## ASSIGNMENT
Whenever "this" occurs in a line of the material, list that line.
>>>
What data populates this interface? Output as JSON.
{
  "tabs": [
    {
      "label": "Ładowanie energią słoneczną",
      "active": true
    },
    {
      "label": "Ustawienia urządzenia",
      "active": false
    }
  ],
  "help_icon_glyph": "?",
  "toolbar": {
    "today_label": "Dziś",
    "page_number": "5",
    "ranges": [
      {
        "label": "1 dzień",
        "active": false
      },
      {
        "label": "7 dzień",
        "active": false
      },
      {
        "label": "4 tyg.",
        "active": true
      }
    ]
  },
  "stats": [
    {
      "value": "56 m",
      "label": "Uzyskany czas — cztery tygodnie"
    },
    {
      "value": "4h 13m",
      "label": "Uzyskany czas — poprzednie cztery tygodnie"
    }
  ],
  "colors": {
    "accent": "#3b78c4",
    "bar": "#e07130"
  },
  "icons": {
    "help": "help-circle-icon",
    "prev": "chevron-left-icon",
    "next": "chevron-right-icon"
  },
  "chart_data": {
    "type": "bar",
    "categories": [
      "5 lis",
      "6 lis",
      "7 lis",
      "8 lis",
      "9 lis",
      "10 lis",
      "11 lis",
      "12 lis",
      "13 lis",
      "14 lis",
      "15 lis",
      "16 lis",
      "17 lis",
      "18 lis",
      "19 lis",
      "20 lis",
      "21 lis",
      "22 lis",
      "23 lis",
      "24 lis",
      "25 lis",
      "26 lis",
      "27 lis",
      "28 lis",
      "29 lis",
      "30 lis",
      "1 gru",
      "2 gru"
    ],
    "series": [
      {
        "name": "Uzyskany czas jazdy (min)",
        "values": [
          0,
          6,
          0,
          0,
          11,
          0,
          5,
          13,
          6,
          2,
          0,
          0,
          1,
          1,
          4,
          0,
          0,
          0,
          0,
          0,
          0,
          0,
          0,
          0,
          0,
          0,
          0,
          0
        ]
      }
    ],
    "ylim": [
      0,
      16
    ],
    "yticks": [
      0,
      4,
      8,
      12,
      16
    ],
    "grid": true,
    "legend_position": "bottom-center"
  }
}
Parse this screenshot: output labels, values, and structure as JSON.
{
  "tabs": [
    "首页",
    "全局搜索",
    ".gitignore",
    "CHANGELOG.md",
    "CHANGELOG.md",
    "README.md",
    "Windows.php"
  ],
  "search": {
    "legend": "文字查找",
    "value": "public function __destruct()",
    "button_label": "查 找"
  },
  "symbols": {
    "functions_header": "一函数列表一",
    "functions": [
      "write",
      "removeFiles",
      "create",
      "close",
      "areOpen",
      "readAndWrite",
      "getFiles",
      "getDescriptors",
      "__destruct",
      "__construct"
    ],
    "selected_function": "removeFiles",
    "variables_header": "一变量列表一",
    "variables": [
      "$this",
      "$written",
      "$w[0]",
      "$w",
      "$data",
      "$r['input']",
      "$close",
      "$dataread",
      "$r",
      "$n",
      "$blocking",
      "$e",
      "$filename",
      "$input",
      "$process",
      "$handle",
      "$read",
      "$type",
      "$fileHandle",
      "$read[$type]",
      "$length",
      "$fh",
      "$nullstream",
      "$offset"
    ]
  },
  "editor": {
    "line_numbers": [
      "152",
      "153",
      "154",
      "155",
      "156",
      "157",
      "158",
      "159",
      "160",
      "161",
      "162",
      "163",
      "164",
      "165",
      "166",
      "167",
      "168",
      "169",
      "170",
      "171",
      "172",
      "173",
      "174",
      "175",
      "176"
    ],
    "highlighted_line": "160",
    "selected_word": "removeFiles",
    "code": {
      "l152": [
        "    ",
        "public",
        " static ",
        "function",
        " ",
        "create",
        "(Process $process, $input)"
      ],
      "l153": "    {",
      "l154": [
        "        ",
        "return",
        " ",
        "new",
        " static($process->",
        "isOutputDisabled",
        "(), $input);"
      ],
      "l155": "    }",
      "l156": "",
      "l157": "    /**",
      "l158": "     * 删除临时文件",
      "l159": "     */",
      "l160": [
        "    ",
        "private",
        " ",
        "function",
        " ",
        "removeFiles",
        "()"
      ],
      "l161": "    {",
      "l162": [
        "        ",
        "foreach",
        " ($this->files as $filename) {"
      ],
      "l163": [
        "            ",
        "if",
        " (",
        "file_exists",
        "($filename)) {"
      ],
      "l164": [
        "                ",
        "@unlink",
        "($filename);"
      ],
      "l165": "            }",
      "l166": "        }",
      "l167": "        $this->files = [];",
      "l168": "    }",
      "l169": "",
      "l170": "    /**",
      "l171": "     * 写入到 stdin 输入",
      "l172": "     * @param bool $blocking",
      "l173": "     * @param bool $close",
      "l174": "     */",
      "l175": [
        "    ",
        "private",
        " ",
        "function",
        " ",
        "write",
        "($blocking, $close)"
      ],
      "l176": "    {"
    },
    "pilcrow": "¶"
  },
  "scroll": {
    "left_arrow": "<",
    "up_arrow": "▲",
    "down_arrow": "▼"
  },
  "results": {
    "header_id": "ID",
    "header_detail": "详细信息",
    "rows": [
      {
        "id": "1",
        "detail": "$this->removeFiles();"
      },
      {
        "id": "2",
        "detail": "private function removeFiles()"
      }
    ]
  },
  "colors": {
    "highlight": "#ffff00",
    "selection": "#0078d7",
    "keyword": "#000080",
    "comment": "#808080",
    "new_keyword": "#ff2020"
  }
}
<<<
## OUTPUT
What data populates this interface? Output as JSON.
Parse this screenshot: output labels, values, and structure as JSON.
      "$this",
        " ($this->files as $filename) {"
      "l167": "        $this->files = [];",
        "detail": "$this->removeFiles();"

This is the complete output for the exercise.